-------- DATA PROVIDED --------

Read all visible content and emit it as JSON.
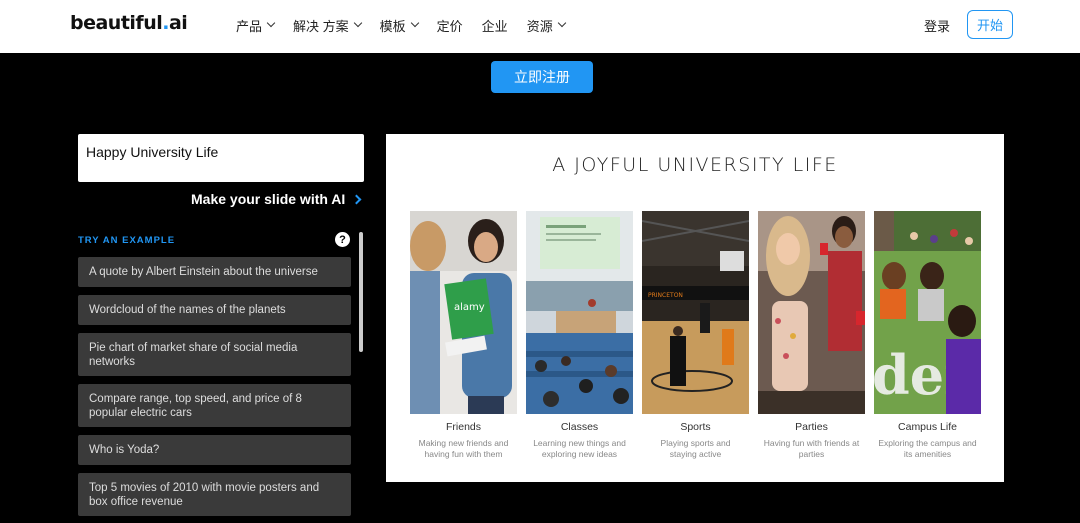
{
  "header": {
    "logo_main": "beautiful",
    "logo_dot": ".",
    "logo_suffix": "ai",
    "nav": [
      {
        "label": "产品",
        "dropdown": true
      },
      {
        "label": "解决 方案",
        "dropdown": true
      },
      {
        "label": "模板",
        "dropdown": true
      },
      {
        "label": "定价",
        "dropdown": false
      },
      {
        "label": "企业",
        "dropdown": false
      },
      {
        "label": "资源",
        "dropdown": true
      }
    ],
    "login_label": "登录",
    "start_label": "开始"
  },
  "signup_label": "立即注册",
  "prompt": {
    "value": "Happy University Life",
    "make_slide_label": "Make your slide with AI"
  },
  "examples": {
    "heading": "TRY AN EXAMPLE",
    "help": "?",
    "items": [
      "A quote by Albert Einstein about the universe",
      "Wordcloud of the names of the planets",
      "Pie chart of market share of social media networks",
      "Compare range, top speed, and price of 8 popular electric cars",
      "Who is Yoda?",
      "Top 5 movies of 2010 with movie posters and box office revenue"
    ]
  },
  "slide": {
    "title": "A JOYFUL UNIVERSITY LIFE",
    "columns": [
      {
        "title": "Friends",
        "desc": "Making new friends and having fun with them"
      },
      {
        "title": "Classes",
        "desc": "Learning new things and exploring new ideas"
      },
      {
        "title": "Sports",
        "desc": "Playing sports and staying active"
      },
      {
        "title": "Parties",
        "desc": "Having fun with friends at parties"
      },
      {
        "title": "Campus Life",
        "desc": "Exploring the campus and its amenities"
      }
    ],
    "photo_texts": {
      "friends_book": "alamy",
      "sports_banner": "PRINCETON",
      "campus_overlay": "den"
    }
  },
  "colors": {
    "accent": "#2196f3",
    "background": "#000000",
    "example_bg": "#3a3a3a"
  }
}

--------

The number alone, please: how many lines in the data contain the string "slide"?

▸ SOLVED EXERCISE
2